(Aim of the exercise) The expected output is the data itself, duplicated in full.

──────── Exercise inputs ────────

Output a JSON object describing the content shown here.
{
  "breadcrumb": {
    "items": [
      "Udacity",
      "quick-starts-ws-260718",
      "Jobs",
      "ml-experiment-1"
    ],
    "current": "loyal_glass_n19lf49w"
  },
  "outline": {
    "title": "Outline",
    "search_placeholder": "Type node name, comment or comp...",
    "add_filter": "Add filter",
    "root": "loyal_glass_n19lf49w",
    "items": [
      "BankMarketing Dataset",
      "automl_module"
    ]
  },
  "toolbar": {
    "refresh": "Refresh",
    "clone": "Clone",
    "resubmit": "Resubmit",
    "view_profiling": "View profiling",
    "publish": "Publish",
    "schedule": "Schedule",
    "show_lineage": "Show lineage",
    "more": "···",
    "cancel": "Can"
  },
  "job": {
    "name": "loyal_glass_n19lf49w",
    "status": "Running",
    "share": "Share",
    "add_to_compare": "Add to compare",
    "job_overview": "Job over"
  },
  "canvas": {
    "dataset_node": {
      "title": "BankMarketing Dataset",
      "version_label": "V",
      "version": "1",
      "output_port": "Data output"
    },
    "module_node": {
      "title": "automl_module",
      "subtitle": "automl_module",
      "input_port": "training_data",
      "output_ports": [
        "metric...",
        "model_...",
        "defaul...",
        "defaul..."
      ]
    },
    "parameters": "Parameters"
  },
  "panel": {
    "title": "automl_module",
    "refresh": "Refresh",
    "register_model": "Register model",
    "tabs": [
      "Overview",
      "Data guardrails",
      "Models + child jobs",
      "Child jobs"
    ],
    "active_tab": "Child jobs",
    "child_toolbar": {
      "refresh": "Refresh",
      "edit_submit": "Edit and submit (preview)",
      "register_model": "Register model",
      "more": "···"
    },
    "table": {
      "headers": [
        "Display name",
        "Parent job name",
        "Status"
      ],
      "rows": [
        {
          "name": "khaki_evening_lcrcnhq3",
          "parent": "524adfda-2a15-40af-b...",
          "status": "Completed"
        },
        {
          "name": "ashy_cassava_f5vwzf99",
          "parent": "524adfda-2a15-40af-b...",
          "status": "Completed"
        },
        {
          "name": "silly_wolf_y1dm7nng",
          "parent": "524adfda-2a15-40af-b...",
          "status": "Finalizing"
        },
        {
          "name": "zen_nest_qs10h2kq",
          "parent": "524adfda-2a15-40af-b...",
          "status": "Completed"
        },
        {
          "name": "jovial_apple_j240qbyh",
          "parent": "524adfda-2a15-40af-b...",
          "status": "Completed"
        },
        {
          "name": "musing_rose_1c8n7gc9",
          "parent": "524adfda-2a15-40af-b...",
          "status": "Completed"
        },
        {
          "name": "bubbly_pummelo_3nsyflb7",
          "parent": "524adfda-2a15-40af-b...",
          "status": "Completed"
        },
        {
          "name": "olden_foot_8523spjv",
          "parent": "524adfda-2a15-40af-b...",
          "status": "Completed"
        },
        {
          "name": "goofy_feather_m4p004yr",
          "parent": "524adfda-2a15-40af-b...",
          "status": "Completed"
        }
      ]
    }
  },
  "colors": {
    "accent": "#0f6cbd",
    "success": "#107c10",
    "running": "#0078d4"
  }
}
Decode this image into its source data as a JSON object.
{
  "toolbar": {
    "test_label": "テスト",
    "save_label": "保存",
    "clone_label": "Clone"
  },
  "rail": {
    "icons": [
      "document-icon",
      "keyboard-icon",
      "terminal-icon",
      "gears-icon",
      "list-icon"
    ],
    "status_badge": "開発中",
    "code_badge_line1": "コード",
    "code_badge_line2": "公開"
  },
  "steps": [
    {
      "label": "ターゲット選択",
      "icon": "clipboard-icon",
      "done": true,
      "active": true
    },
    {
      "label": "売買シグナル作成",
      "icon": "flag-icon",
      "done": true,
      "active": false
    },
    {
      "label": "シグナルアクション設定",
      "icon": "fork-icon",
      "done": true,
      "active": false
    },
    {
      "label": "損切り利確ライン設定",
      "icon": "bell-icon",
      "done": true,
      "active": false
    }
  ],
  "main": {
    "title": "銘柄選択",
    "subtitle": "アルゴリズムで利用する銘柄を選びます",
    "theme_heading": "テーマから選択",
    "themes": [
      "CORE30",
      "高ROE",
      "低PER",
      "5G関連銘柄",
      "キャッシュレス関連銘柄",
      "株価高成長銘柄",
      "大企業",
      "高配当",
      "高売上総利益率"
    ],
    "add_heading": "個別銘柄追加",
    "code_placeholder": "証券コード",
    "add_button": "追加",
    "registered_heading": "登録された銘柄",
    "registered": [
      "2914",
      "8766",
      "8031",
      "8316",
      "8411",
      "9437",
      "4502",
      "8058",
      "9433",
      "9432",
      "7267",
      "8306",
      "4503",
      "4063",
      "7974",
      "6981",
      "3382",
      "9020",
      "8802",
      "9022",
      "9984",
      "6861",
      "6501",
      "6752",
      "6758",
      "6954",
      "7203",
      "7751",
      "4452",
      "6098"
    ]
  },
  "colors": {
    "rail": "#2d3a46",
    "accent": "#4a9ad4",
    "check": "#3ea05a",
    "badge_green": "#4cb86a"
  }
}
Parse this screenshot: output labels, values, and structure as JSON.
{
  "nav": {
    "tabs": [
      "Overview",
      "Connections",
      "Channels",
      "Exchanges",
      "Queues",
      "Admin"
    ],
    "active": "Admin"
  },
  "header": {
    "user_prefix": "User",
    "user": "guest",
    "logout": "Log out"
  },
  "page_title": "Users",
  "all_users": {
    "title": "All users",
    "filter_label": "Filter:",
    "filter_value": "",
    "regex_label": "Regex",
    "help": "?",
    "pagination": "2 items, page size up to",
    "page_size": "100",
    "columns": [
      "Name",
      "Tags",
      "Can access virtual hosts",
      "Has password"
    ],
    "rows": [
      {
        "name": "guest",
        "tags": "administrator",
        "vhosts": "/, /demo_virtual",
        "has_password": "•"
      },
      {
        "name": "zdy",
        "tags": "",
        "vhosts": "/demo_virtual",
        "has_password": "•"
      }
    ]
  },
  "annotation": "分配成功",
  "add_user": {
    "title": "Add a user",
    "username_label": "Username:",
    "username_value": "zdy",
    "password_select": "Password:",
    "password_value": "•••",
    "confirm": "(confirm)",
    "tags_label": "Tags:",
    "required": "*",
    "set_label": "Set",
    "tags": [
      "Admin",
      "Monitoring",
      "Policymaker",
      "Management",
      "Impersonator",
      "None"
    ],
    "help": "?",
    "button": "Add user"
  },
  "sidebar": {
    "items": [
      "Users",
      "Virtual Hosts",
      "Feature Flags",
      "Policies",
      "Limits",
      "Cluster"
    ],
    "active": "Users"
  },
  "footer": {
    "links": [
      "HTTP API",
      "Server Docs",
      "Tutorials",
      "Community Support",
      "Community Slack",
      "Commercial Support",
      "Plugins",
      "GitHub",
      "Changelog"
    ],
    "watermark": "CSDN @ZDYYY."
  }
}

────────

(Reply)
Output a JSON object describing the content shown here.
{
  "breadcrumb": {
    "items": [
      "Udacity",
      "quick-starts-ws-260718",
      "Jobs",
      "ml-experiment-1"
    ],
    "current": "loyal_glass_n19lf49w"
  },
  "outline": {
    "title": "Outline",
    "search_placeholder": "Type node name, comment or comp...",
    "add_filter": "Add filter",
    "root": "loyal_glass_n19lf49w",
    "items": [
      "BankMarketing Dataset",
      "automl_module"
    ]
  },
  "toolbar": {
    "refresh": "Refresh",
    "clone": "Clone",
    "resubmit": "Resubmit",
    "view_profiling": "View profiling",
    "publish": "Publish",
    "schedule": "Schedule",
    "show_lineage": "Show lineage",
    "more": "···",
    "cancel": "Can"
  },
  "job": {
    "name": "loyal_glass_n19lf49w",
    "status": "Running",
    "share": "Share",
    "add_to_compare": "Add to compare",
    "job_overview": "Job over"
  },
  "canvas": {
    "dataset_node": {
      "title": "BankMarketing Dataset",
      "version_label": "V",
      "version": "1",
      "output_port": "Data output"
    },
    "module_node": {
      "title": "automl_module",
      "subtitle": "automl_module",
      "input_port": "training_data",
      "output_ports": [
        "metric...",
        "model_...",
        "defaul...",
        "defaul..."
      ]
    },
    "parameters": "Parameters"
  },
  "panel": {
    "title": "automl_module",
    "refresh": "Refresh",
    "register_model": "Register model",
    "tabs": [
      "Overview",
      "Data guardrails",
      "Models + child jobs",
      "Child jobs"
    ],
    "active_tab": "Child jobs",
    "child_toolbar": {
      "refresh": "Refresh",
      "edit_submit": "Edit and submit (preview)",
      "register_model": "Register model",
      "more": "···"
    },
    "table": {
      "headers": [
        "Display name",
        "Parent job name",
        "Status"
      ],
      "rows": [
        {
          "name": "khaki_evening_lcrcnhq3",
          "parent": "524adfda-2a15-40af-b...",
          "status": "Completed"
        },
        {
          "name": "ashy_cassava_f5vwzf99",
          "parent": "524adfda-2a15-40af-b...",
          "status": "Completed"
        },
        {
          "name": "silly_wolf_y1dm7nng",
          "parent": "524adfda-2a15-40af-b...",
          "status": "Finalizing"
        },
        {
          "name": "zen_nest_qs10h2kq",
          "parent": "524adfda-2a15-40af-b...",
          "status": "Completed"
        },
        {
          "name": "jovial_apple_j240qbyh",
          "parent": "524adfda-2a15-40af-b...",
          "status": "Completed"
        },
        {
          "name": "musing_rose_1c8n7gc9",
          "parent": "524adfda-2a15-40af-b...",
          "status": "Completed"
        },
        {
          "name": "bubbly_pummelo_3nsyflb7",
          "parent": "524adfda-2a15-40af-b...",
          "status": "Completed"
        },
        {
          "name": "olden_foot_8523spjv",
          "parent": "524adfda-2a15-40af-b...",
          "status": "Completed"
        },
        {
          "name": "goofy_feather_m4p004yr",
          "parent": "524adfda-2a15-40af-b...",
          "status": "Completed"
        }
      ]
    }
  },
  "colors": {
    "accent": "#0f6cbd",
    "success": "#107c10",
    "running": "#0078d4"
  }
}
Decode this image into its source data as a JSON object.
{
  "toolbar": {
    "test_label": "テスト",
    "save_label": "保存",
    "clone_label": "Clone"
  },
  "rail": {
    "icons": [
      "document-icon",
      "keyboard-icon",
      "terminal-icon",
      "gears-icon",
      "list-icon"
    ],
    "status_badge": "開発中",
    "code_badge_line1": "コード",
    "code_badge_line2": "公開"
  },
  "steps": [
    {
      "label": "ターゲット選択",
      "icon": "clipboard-icon",
      "done": true,
      "active": true
    },
    {
      "label": "売買シグナル作成",
      "icon": "flag-icon",
      "done": true,
      "active": false
    },
    {
      "label": "シグナルアクション設定",
      "icon": "fork-icon",
      "done": true,
      "active": false
    },
    {
      "label": "損切り利確ライン設定",
      "icon": "bell-icon",
      "done": true,
      "active": false
    }
  ],
  "main": {
    "title": "銘柄選択",
    "subtitle": "アルゴリズムで利用する銘柄を選びます",
    "theme_heading": "テーマから選択",
    "themes": [
      "CORE30",
      "高ROE",
      "低PER",
      "5G関連銘柄",
      "キャッシュレス関連銘柄",
      "株価高成長銘柄",
      "大企業",
      "高配当",
      "高売上総利益率"
    ],
    "add_heading": "個別銘柄追加",
    "code_placeholder": "証券コード",
    "add_button": "追加",
    "registered_heading": "登録された銘柄",
    "registered": [
      "2914",
      "8766",
      "8031",
      "8316",
      "8411",
      "9437",
      "4502",
      "8058",
      "9433",
      "9432",
      "7267",
      "8306",
      "4503",
      "4063",
      "7974",
      "6981",
      "3382",
      "9020",
      "8802",
      "9022",
      "9984",
      "6861",
      "6501",
      "6752",
      "6758",
      "6954",
      "7203",
      "7751",
      "4452",
      "6098"
    ]
  },
  "colors": {
    "rail": "#2d3a46",
    "accent": "#4a9ad4",
    "check": "#3ea05a",
    "badge_green": "#4cb86a"
  }
}
Parse this screenshot: output labels, values, and structure as JSON.
{
  "nav": {
    "tabs": [
      "Overview",
      "Connections",
      "Channels",
      "Exchanges",
      "Queues",
      "Admin"
    ],
    "active": "Admin"
  },
  "header": {
    "user_prefix": "User",
    "user": "guest",
    "logout": "Log out"
  },
  "page_title": "Users",
  "all_users": {
    "title": "All users",
    "filter_label": "Filter:",
    "filter_value": "",
    "regex_label": "Regex",
    "help": "?",
    "pagination": "2 items, page size up to",
    "page_size": "100",
    "columns": [
      "Name",
      "Tags",
      "Can access virtual hosts",
      "Has password"
    ],
    "rows": [
      {
        "name": "guest",
        "tags": "administrator",
        "vhosts": "/, /demo_virtual",
        "has_password": "•"
      },
      {
        "name": "zdy",
        "tags": "",
        "vhosts": "/demo_virtual",
        "has_password": "•"
      }
    ]
  },
  "annotation": "分配成功",
  "add_user": {
    "title": "Add a user",
    "username_label": "Username:",
    "username_value": "zdy",
    "password_select": "Password:",
    "password_value": "•••",
    "confirm": "(confirm)",
    "tags_label": "Tags:",
    "required": "*",
    "set_label": "Set",
    "tags": [
      "Admin",
      "Monitoring",
      "Policymaker",
      "Management",
      "Impersonator",
      "None"
    ],
    "help": "?",
    "button": "Add user"
  },
  "sidebar": {
    "items": [
      "Users",
      "Virtual Hosts",
      "Feature Flags",
      "Policies",
      "Limits",
      "Cluster"
    ],
    "active": "Users"
  },
  "footer": {
    "links": [
      "HTTP API",
      "Server Docs",
      "Tutorials",
      "Community Support",
      "Community Slack",
      "Commercial Support",
      "Plugins",
      "GitHub",
      "Changelog"
    ],
    "watermark": "CSDN @ZDYYY."
  }
}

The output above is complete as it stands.